▸ Task brief
Which of the lines in the listing that follows hold "color"? Pull each one out.

------------------------------------------------------------------------

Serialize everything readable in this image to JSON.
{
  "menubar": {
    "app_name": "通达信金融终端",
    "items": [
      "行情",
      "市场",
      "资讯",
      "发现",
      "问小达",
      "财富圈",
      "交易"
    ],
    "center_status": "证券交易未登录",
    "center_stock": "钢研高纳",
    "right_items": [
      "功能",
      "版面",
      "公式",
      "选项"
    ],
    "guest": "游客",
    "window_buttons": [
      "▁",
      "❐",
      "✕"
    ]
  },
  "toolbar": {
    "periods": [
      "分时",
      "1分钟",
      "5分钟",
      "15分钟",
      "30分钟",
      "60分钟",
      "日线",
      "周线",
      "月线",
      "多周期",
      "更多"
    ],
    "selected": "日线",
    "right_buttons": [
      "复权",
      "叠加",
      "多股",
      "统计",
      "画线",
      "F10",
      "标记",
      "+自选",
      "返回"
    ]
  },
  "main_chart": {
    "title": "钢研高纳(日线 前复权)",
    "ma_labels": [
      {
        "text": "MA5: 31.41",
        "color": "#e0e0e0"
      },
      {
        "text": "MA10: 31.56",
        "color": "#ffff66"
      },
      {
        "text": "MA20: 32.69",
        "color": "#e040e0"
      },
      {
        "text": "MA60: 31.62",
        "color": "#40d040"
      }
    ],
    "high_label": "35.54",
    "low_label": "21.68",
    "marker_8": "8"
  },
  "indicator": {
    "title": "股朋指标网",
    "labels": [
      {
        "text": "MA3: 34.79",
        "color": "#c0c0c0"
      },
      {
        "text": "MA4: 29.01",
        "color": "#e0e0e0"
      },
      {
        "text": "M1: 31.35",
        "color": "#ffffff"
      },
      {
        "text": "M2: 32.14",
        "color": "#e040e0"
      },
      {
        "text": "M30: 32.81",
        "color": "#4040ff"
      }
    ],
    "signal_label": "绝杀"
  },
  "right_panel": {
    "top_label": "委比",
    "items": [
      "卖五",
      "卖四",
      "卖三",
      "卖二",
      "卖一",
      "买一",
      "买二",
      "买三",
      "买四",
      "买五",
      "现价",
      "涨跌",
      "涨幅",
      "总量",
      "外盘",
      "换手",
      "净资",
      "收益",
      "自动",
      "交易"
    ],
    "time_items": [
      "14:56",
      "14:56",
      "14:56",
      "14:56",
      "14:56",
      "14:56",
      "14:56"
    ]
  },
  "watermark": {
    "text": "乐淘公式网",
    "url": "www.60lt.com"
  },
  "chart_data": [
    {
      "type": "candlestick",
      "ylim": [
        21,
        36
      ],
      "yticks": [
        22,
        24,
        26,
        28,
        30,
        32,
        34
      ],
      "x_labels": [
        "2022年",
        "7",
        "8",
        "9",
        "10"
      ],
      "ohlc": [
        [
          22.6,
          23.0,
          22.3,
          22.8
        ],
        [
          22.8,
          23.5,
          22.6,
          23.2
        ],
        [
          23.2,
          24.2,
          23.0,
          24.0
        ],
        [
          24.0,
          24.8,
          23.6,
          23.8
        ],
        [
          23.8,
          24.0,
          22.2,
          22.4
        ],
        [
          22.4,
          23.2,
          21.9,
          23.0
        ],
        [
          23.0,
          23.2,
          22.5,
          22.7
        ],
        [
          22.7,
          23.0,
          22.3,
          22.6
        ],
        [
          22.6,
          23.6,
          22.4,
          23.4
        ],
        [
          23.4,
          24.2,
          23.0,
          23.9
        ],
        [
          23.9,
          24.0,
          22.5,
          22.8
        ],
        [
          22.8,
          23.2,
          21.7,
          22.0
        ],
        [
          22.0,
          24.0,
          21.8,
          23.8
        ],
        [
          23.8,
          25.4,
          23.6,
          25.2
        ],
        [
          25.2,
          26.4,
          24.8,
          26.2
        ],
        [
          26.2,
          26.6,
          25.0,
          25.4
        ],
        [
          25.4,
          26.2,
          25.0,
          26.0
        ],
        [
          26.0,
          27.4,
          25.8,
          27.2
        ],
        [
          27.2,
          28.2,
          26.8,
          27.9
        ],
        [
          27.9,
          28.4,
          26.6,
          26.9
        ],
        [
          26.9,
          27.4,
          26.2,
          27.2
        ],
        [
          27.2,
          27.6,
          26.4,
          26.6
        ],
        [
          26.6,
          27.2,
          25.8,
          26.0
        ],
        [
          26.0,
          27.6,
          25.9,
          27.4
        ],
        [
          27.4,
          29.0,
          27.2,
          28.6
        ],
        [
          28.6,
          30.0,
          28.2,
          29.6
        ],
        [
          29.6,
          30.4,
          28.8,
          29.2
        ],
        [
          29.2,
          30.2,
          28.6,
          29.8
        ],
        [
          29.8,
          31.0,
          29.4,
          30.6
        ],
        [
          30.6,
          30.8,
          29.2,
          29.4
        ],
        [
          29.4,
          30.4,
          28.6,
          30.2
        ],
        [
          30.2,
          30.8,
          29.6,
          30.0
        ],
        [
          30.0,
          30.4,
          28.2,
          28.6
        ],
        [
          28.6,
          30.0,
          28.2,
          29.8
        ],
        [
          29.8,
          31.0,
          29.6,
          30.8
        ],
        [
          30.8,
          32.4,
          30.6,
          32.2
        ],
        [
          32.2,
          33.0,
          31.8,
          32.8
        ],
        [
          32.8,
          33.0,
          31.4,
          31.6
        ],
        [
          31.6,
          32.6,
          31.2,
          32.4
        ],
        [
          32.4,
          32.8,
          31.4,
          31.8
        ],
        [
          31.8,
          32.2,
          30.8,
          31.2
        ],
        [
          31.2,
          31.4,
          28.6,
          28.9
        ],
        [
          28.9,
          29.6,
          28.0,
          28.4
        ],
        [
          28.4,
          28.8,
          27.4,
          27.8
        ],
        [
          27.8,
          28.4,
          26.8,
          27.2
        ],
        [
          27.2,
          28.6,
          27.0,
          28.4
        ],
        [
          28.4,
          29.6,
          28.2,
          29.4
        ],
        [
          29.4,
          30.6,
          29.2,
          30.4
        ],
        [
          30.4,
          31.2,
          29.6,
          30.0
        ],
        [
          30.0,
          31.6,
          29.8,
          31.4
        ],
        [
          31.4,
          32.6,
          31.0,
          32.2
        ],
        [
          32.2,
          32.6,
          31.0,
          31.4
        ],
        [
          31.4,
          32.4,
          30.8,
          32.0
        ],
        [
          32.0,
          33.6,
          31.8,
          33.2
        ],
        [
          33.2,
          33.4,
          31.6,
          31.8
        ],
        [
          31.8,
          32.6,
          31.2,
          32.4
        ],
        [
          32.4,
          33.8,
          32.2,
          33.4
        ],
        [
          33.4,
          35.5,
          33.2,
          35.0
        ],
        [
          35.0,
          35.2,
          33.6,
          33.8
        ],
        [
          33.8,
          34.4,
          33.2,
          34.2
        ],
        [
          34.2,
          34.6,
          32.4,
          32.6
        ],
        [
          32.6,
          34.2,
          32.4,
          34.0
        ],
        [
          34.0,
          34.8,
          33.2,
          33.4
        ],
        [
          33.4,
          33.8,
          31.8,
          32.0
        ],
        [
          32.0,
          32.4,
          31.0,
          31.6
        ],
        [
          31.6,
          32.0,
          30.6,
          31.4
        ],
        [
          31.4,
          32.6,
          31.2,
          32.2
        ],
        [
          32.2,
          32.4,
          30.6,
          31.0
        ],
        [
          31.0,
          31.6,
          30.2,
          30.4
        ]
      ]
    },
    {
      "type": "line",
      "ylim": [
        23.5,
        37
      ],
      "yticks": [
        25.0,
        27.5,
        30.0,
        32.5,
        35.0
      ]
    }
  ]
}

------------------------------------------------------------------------

▸ The answer
        "color": "#e0e0e0"
        "color": "#ffff66"
        "color": "#e040e0"
        "color": "#40d040"
        "color": "#c0c0c0"
        "color": "#e0e0e0"
        "color": "#ffffff"
        "color": "#e040e0"
        "color": "#4040ff"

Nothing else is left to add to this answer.